Many social landlords ended the pandemic with lower rent arrears than at the beginning after “overnight cultural and legal changes” transformed how they worked with tenants, a new report shows.
‘What happens when the rule book is taken away’, commissioned by PlaceShapers, whg and the National Housing Federation, looks at how social landlords responded to the prospect of skyrocketing arrears as more tenants were forced into economic hardship and the ‘eviction ban’ changed systems and processes overnight.
The report shows that new ways of working “gave the opportunity for greater insight and empathy into tenants’ lives” and tenants “embraced the greater trust needed” once established processes had to be set aside. By the end of the pandemic two thirds of landlords reported arrears had fallen.
As staff got to grips with a fast-changing external environment, more tenants than ever needed support. Staff found themselves needing to work in different ways because of lockdown restrictions; this usually meant working from home, often outside conventional hours and using technology like Teams and Zoom which made ‘face to face’ conversations – albeit digitally – easier to have. Overnight legal changes meant formal processes had to be set aside.
Rather than tenants fearing they could make things worse if they talked to their landlords about financial problems, they were having earlier conversations and building trust.
Twenty organisations, including Teign Housing, Gloucester City Homes, Stockport Homes and Saxon Weald, explain how lockdown changed how they manage rent arrears, and how they have embedded these changes since.
The report summarises seven lessons for the future for social landlords:
- Change can be faster than thought: the speed with which income teams adapted to new ways of working shows how adaptable and resilient the sector can be.
- Enforced change creates opportunities: The pandemic created very specific business risks in relation to income management and risks and opportunities to do things differently taken by organisations have paid off.

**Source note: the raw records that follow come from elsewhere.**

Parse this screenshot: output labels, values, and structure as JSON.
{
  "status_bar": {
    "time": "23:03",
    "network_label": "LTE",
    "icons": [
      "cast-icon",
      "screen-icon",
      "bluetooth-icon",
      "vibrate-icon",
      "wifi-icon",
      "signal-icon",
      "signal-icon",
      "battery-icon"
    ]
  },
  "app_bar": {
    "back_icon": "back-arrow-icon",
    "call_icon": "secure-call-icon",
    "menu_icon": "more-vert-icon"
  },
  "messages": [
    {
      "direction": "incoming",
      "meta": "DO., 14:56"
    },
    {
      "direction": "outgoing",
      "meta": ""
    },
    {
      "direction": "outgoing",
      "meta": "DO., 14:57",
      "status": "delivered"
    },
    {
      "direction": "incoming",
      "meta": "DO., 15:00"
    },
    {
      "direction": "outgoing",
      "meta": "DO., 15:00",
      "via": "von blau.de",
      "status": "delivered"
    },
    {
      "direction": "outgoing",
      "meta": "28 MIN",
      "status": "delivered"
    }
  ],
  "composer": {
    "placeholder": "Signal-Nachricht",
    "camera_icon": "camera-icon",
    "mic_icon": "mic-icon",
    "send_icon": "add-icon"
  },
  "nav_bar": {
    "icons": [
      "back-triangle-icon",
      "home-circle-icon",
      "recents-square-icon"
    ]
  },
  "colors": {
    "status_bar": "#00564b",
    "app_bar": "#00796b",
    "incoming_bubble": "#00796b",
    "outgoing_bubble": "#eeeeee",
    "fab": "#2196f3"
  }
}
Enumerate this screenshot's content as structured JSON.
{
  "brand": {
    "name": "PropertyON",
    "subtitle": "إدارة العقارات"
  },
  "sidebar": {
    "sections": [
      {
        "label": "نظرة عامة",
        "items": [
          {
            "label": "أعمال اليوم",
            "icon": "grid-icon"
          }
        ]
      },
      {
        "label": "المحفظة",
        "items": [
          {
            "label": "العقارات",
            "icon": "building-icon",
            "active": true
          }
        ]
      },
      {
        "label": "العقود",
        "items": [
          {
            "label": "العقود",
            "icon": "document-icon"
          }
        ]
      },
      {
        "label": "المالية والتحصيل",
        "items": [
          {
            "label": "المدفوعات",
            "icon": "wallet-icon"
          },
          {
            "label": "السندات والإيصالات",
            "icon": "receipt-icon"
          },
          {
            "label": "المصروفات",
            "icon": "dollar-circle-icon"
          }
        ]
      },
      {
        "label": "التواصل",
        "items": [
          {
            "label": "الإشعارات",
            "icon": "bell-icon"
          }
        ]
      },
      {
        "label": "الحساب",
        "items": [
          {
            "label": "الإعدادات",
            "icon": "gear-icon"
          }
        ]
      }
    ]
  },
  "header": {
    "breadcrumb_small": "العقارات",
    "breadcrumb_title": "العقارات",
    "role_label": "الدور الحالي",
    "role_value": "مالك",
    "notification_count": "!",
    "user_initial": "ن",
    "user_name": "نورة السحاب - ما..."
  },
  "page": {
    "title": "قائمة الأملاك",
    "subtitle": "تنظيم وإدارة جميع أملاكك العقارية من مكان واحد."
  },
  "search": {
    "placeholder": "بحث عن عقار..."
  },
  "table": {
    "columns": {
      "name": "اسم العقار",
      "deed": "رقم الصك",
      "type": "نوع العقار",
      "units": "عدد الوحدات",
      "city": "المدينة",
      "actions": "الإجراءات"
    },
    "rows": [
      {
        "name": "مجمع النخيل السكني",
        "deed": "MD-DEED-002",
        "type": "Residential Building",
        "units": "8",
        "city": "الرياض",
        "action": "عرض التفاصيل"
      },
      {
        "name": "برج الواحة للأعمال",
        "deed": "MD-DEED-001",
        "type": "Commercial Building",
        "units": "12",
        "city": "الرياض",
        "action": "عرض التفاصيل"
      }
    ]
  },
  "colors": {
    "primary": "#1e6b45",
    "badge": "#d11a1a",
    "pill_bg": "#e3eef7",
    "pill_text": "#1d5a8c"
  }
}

- Most people respond well to flexibility and trust: Greater trust, outside of established processes, showed tenants’ commitment to maintaining a clear rent account.
- A supportive approach can be just as effective as enforcement, if not more so: Most participants improved their income management performance.
- Eviction for rent arrears should never be seen as a success: Eviction is expensive in terms of staff time, legal costs, rent loss and void costs, as well as the potentially catastrophic human costs.
- Person-centred services enable deeper job satisfaction: Many colleagues were able to ‘unlock’ empathy and collaborate with tenants to enable to keep them afloat.
- Technology can improve our working lives and enhance services: rather than ‘dehumanising’, it can enable flexibility, bolster trust and help target empathetic, personalised relationships.
Fay Shanahan, Corporate Director of Operations at whg, said: “We quite often hear that one of the positive things to come out of the pandemic is a better sense of community that saw us pulling together to support our neighbours and rally around to care for those in need of help in a way we haven’t before.
“This was true for our income collections teams too. The feeling across the country that we were all in it together meant housing associations across the country were approaching things differently.
“Tenancy sustainment has always been a keen priority for social housing providers. However, the suspension of traditional legal enforcement options available to teams to deal with rent arrears also made a change in approach vital.
“As we look to the future, black clouds loom. Inflation is at a 30-year high and energy prices are soaring which will leave many of our customers choosing between heating and eating. We can’t solve the cost-of-living crisis but lessons from this report will help us support our customers to stay safe in their homes.”